If desired a neutral valve 55 may be provided in the pipe 12 below the pipe 39 for permitting the determination of the pressure of the air at that point. If the air is under pressure when it reaches the pipe 7 it will escape into the building through the mill and carry more or less of the pulverulent matter with it. If the air escapes through the valve 55, the operator adjusts one or more of the valves in the system until the device operates satisfactorily.

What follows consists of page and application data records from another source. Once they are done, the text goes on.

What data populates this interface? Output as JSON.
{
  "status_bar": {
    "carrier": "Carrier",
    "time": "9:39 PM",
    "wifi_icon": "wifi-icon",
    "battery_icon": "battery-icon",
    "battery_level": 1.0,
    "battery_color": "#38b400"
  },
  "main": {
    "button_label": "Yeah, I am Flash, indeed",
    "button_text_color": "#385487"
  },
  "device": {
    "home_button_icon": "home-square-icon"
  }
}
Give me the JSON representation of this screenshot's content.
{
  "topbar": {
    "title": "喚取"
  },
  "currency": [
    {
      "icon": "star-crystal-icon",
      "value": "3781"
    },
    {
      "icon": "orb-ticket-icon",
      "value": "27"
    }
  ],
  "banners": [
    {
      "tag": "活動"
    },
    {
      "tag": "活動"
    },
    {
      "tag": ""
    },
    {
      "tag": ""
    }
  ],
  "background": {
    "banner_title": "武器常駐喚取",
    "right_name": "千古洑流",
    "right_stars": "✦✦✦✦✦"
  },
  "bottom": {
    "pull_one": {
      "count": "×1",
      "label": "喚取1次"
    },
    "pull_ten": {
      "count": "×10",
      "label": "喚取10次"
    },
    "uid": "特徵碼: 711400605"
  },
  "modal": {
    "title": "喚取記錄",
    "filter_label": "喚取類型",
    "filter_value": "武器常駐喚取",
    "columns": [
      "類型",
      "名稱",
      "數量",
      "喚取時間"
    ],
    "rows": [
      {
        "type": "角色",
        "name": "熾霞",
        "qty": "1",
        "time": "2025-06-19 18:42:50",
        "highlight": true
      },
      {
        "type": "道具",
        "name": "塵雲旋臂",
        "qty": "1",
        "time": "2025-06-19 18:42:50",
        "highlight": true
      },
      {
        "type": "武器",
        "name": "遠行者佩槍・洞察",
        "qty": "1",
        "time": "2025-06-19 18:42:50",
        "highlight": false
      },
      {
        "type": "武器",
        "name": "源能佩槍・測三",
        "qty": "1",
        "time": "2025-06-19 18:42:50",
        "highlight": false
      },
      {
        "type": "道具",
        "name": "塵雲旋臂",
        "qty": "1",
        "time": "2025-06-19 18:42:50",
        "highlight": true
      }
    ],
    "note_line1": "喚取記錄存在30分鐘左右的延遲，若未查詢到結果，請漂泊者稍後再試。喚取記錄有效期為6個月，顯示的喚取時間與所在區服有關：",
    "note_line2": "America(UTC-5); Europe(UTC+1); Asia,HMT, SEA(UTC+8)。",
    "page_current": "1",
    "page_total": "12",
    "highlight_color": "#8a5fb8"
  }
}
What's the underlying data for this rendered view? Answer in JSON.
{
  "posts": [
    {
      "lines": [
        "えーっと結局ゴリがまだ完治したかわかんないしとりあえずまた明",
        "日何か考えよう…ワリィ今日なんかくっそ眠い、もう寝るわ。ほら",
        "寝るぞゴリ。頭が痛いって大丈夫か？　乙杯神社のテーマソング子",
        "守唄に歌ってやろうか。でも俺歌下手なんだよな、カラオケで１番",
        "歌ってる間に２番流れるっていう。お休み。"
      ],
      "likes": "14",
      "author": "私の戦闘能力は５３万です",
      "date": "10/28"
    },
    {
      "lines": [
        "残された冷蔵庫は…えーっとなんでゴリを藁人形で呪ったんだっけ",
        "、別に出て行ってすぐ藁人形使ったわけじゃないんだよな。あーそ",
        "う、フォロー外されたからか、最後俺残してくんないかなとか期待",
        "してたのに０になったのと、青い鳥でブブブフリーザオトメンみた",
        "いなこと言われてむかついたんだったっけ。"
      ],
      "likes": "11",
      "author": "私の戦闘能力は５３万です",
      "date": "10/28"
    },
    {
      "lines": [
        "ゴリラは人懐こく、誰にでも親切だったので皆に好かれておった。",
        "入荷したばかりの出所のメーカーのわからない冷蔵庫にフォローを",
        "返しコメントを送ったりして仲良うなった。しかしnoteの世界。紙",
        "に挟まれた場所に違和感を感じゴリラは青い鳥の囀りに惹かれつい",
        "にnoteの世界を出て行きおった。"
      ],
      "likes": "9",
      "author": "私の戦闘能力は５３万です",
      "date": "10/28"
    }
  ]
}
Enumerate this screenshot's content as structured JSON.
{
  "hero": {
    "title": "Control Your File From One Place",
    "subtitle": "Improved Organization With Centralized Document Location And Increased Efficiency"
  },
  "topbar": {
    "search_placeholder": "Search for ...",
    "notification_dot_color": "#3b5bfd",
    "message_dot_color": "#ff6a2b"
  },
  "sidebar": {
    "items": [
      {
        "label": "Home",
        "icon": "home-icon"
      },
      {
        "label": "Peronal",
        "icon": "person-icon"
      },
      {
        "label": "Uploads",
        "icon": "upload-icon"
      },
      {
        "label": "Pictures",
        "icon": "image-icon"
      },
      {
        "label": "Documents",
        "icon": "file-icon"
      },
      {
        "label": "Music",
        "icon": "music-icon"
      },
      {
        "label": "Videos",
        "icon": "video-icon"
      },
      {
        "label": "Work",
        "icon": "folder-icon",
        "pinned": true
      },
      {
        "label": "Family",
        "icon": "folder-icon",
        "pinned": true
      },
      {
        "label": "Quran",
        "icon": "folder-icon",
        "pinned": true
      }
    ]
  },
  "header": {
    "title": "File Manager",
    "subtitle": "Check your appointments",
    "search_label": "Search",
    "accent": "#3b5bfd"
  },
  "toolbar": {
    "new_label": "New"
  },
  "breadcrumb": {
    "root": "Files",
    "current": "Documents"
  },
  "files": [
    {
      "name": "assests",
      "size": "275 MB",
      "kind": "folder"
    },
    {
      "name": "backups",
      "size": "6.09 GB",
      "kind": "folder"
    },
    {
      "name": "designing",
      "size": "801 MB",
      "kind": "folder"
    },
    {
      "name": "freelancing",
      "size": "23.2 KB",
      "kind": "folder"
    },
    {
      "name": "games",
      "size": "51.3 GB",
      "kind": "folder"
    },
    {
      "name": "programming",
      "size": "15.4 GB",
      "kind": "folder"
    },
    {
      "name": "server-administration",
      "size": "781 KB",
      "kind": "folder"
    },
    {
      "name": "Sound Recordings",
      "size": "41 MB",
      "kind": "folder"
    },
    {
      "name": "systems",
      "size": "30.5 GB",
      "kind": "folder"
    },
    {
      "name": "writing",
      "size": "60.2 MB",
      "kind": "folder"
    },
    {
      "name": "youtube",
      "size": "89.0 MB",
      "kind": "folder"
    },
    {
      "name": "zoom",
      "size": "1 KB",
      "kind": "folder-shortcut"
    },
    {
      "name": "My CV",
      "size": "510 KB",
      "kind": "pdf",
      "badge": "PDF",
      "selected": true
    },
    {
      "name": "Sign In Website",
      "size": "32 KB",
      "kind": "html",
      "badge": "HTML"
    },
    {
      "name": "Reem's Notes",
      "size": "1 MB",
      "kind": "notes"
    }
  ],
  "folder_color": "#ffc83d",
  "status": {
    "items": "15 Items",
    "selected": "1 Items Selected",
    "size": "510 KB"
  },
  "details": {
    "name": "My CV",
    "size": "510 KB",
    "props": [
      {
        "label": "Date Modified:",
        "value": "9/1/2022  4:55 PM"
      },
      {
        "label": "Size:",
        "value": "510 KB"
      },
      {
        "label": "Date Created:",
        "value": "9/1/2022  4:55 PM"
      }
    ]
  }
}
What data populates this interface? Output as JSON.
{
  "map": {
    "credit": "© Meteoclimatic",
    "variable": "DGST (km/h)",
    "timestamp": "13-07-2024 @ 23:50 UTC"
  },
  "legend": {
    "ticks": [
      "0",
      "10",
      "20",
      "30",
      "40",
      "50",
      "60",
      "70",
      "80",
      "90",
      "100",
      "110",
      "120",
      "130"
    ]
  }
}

The form of separator shown in Fig. 4 differs from that shown in Fig. 1 in that the air chamber or casing 34 is adapted to be supplied with air directly from the room through the inlet ports 35 and 36 or through the valve 42 in the central pipe 39. It will be noted that the pipe fittings 59 in this figure will cause the air to revolve in the opposite direction from that in the construction shown in Fig. 2, but this is immaterial, it being merely a matter of convenience in any particular installation as to how these fittings are attached. I
While I have shown the separator as being used in connection with a closed-system, that is, a system in which the air is returned or used over and over, it is understood that it is equally as eiiicient in any type or system of air separation.
It is thought from the foregoing taken in conducting dust laden air tangentially into the upper portion of said separator for causing the same to rotate in one direction, a conduit for conducting air from said separator and delivering the same tangentially into said collector, a return conduit for conducting air from said collector to said main conduit, a shunt conduit for conducting air from said return conduit and deliveringthe same tangentially into said separator for causing the air therein to rotate in the same direction as'that'delivered by said main conduit, and means for introducing air axially into said separator.
2. In adust collector and separator system, a' separator, a collector, a main conduit for conducting dust laden air tangentially into the upper portion of said separator for causing the same to rotate in one direction, a conduit for conducting air from said separator and delivering the same tangentiall into said collector, a return conduit for con ucting air from said collector to said main'conduit, a shunt conduit for conducting air from said return conduit and delivering the same tangentially into said separator, a conduit for conducting air from said return conduit, and delivering the same axially into the lower portion of said separator, and means for controlling the flow of air through said last named conduit.
3. In a dust collector and separator system,-a separator, a collector, a main conduit for conducting dust laden air into the upper portion of said separator, a conduit for conducting dust laden air from said separator to said collector, a fan in said conduit, a return conduit, and passa es for conducting air from said return conduit tangentially and axially into said separator.
4:. In a dust collector and separator system, a separator, a collector, a conduit for conducting dust laden air to said separator, a conduit for conducting air axially from said separator and delivering the same to said collector, a return conduit for said collector, means for introducing airboth tangentially and axially into the lower portion of said separator, and means for controlling the flow of air through 'one of said last named conduits.
whereof I afiix my signature.
In testimony WILLIAM B. PROUTY.
connection with the accompanying drawings that the construction and operation of: my device will be apparent to those skilled in the art, and that various changes in size,